**Assignment:** In the material below, the lines containing the word "your" are required; copy each of them.

======== Data to use

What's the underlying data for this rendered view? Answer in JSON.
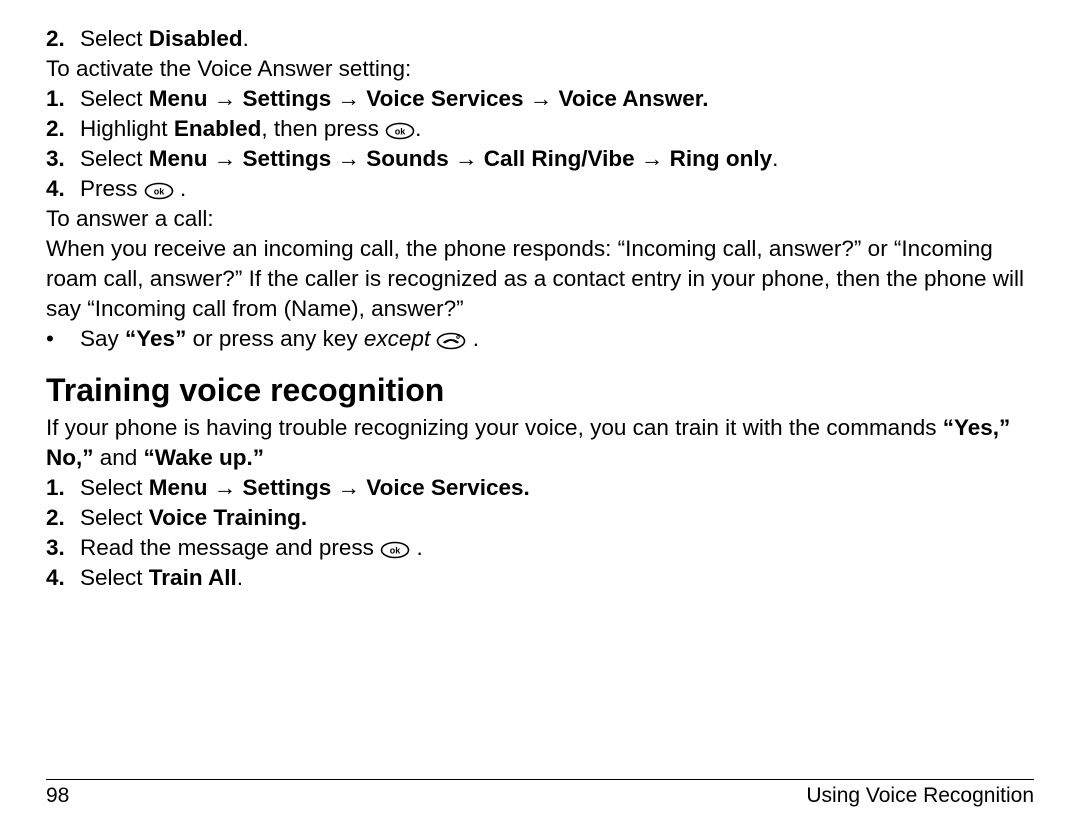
{
  "steps_top": {
    "step2_prefix": "Select ",
    "step2_bold": "Disabled",
    "num2": "2."
  },
  "activate_intro": "To activate the Voice Answer setting:",
  "activate_steps": {
    "s1_num": "1.",
    "s1_prefix": "Select ",
    "s1_bold": "Menu → Settings → Voice Services → Voice Answer.",
    "s2_num": "2.",
    "s2_prefix": "Highlight ",
    "s2_bold": "Enabled",
    "s2_mid": ", then press ",
    "s2_aftericon": ".",
    "s3_num": "3.",
    "s3_prefix": "Select ",
    "s3_bold": "Menu → Settings → Sounds → Call Ring/Vibe → Ring only",
    "s3_after": ".",
    "s4_num": "4.",
    "s4_prefix": "Press ",
    "s4_aftericon": " ."
  },
  "answer_intro": "To answer a call:",
  "answer_body": "When you receive an incoming call, the phone responds: “Incoming call, answer?” or “Incoming roam call, answer?” If the caller is recognized as a contact entry in your phone, then the phone will say “Incoming call from (Name), answer?”",
  "say_yes": {
    "bullet": "•",
    "prefix": "Say ",
    "bold": "“Yes”",
    "mid": " or press any key ",
    "ital": "except",
    "aftericon": " ."
  },
  "heading": "Training voice recognition",
  "train_intro_pre": "If your phone is having trouble recognizing your voice, you can train it with the commands ",
  "train_intro_bold1": "“Yes,” No,”",
  "train_intro_mid": " and ",
  "train_intro_bold2": "“Wake up.”",
  "train_steps": {
    "s1_num": "1.",
    "s1_prefix": "Select ",
    "s1_bold": "Menu → Settings → Voice Services.",
    "s2_num": "2.",
    "s2_prefix": "Select ",
    "s2_bold": "Voice Training.",
    "s3_num": "3.",
    "s3_prefix": "Read the message and press ",
    "s3_aftericon": " .",
    "s4_num": "4.",
    "s4_prefix": "Select ",
    "s4_bold": "Train All",
    "s4_after": "."
  },
  "footer": {
    "page_num": "98",
    "section": "Using Voice Recognition"
  }
}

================

**Reply to the task:**
  "answer_body": "When you receive an incoming call, the phone responds: “Incoming call, answer?” or “Incoming roam call, answer?” If the caller is recognized as a contact entry in your phone, then the phone will say “Incoming call from (Name), answer?”",
  "train_intro_pre": "If your phone is having trouble recognizing your voice, you can train it with the commands ",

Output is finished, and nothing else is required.